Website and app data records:
##############################

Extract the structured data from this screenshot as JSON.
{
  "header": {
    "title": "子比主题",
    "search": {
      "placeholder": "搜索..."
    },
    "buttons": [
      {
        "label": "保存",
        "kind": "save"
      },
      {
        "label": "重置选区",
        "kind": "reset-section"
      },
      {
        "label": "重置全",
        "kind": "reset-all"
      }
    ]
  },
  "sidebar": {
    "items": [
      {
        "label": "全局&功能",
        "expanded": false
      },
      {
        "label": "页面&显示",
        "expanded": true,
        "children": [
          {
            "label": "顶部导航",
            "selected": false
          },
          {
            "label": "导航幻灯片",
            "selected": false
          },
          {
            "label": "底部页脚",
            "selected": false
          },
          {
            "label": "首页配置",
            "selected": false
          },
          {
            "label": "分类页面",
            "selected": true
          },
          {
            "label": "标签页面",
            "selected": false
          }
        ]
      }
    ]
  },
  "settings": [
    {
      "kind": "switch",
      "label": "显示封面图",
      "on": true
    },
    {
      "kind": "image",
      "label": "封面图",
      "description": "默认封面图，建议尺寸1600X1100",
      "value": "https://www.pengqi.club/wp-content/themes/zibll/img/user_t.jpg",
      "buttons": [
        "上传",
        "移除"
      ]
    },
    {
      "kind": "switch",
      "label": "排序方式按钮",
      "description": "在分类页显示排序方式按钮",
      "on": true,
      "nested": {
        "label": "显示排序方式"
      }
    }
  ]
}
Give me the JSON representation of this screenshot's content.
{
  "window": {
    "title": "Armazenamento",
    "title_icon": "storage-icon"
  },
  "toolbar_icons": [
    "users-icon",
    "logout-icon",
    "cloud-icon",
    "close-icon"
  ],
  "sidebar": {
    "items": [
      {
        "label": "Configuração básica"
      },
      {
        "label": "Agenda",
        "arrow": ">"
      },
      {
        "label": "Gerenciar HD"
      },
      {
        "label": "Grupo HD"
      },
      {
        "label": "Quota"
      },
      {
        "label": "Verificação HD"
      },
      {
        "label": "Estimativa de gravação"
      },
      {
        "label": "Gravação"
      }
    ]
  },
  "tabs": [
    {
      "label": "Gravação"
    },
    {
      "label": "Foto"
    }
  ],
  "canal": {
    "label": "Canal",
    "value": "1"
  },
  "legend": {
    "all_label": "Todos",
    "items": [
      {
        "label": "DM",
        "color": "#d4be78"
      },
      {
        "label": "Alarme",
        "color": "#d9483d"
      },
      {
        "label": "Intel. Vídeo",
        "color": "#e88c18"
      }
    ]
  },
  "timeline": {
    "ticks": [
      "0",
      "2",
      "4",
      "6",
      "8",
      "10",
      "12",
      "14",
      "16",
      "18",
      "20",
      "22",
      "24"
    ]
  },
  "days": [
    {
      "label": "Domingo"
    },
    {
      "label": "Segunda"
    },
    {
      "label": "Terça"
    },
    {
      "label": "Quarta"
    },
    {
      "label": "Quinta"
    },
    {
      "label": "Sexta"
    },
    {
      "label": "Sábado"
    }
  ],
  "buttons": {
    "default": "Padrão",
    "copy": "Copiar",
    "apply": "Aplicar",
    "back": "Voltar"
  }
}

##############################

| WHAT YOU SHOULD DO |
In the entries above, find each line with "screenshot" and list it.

| SOLUTION BELOW |
Extract the structured data from this screenshot as JSON.
Give me the JSON representation of this screenshot's content.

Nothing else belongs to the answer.